BRIEF » Exactly reproduce the entries, dropping any pictures from your copy.

[INFORMATION SHOWN — start]

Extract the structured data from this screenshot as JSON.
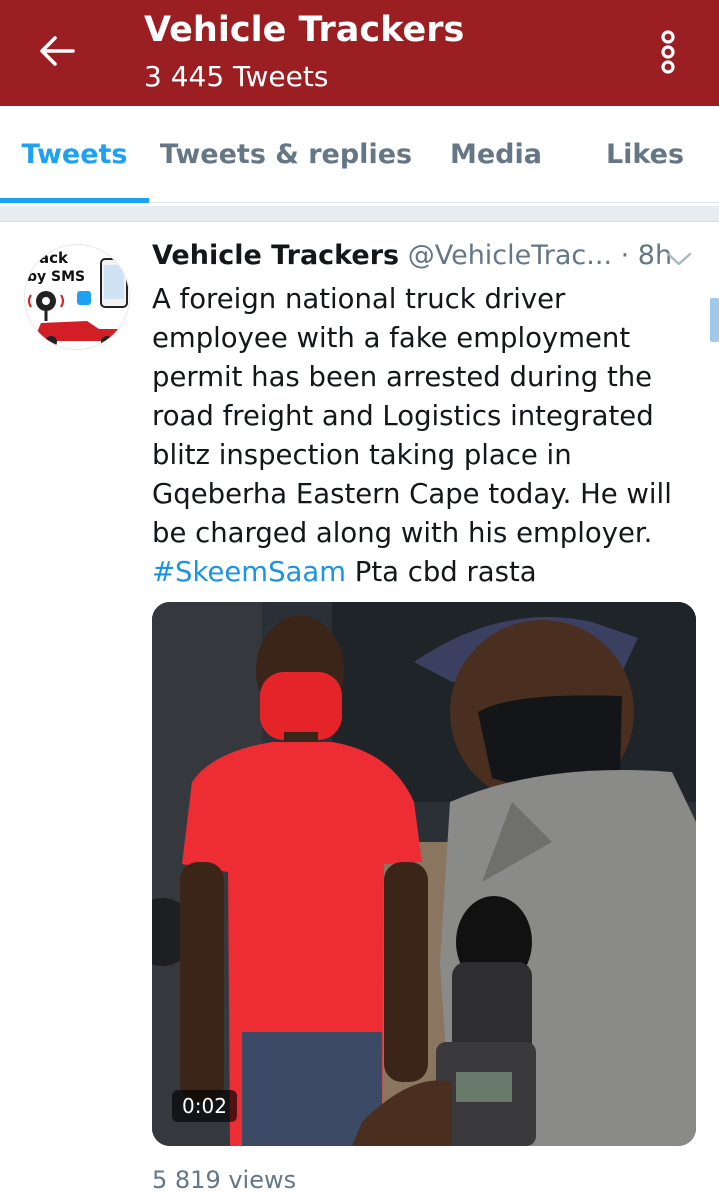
{
  "header": {
    "title": "Vehicle Trackers",
    "subtitle": "3 445 Tweets",
    "bg_color": "#9b1e22"
  },
  "tabs": [
    {
      "label": "Tweets",
      "active": true
    },
    {
      "label": "Tweets & replies",
      "active": false
    },
    {
      "label": "Media",
      "active": false
    },
    {
      "label": "Likes",
      "active": false
    }
  ],
  "accent_color": "#1da1f2",
  "tweet": {
    "author_name": "Vehicle Trackers",
    "author_handle": "@VehicleTrac...",
    "time": "· 8h",
    "text": "A foreign national truck driver employee with a fake employment permit has been arrested during the road freight and Logistics integrated blitz inspection taking place in Gqeberha Eastern Cape today. He will be charged along with his employer.",
    "hashtag": "#SkeemSaam",
    "text_after_hashtag": " Pta cbd rasta",
    "avatar_text_1": "ack",
    "avatar_text_2": "by SMS",
    "video_duration": "0:02",
    "views": "5 819 views"
  },
  "icons": {
    "back": "arrow-left-icon",
    "overflow": "vertical-dots-icon",
    "caret": "chevron-down-icon"
  }
}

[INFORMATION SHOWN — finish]

ANSWER SPACE »
Extract the structured data from this screenshot as JSON.
{
  "header": {
    "title": "Vehicle Trackers",
    "subtitle": "3 445 Tweets",
    "bg_color": "#9b1e22"
  },
  "tabs": [
    {
      "label": "Tweets",
      "active": true
    },
    {
      "label": "Tweets & replies",
      "active": false
    },
    {
      "label": "Media",
      "active": false
    },
    {
      "label": "Likes",
      "active": false
    }
  ],
  "accent_color": "#1da1f2",
  "tweet": {
    "author_name": "Vehicle Trackers",
    "author_handle": "@VehicleTrac...",
    "time": "· 8h",
    "text": "A foreign national truck driver employee with a fake employment permit has been arrested during the road freight and Logistics integrated blitz inspection taking place in Gqeberha Eastern Cape today. He will be charged along with his employer.",
    "hashtag": "#SkeemSaam",
    "text_after_hashtag": " Pta cbd rasta",
    "avatar_text_1": "ack",
    "avatar_text_2": "by SMS",
    "video_duration": "0:02",
    "views": "5 819 views"
  },
  "icons": {
    "back": "arrow-left-icon",
    "overflow": "vertical-dots-icon",
    "caret": "chevron-down-icon"
  }
}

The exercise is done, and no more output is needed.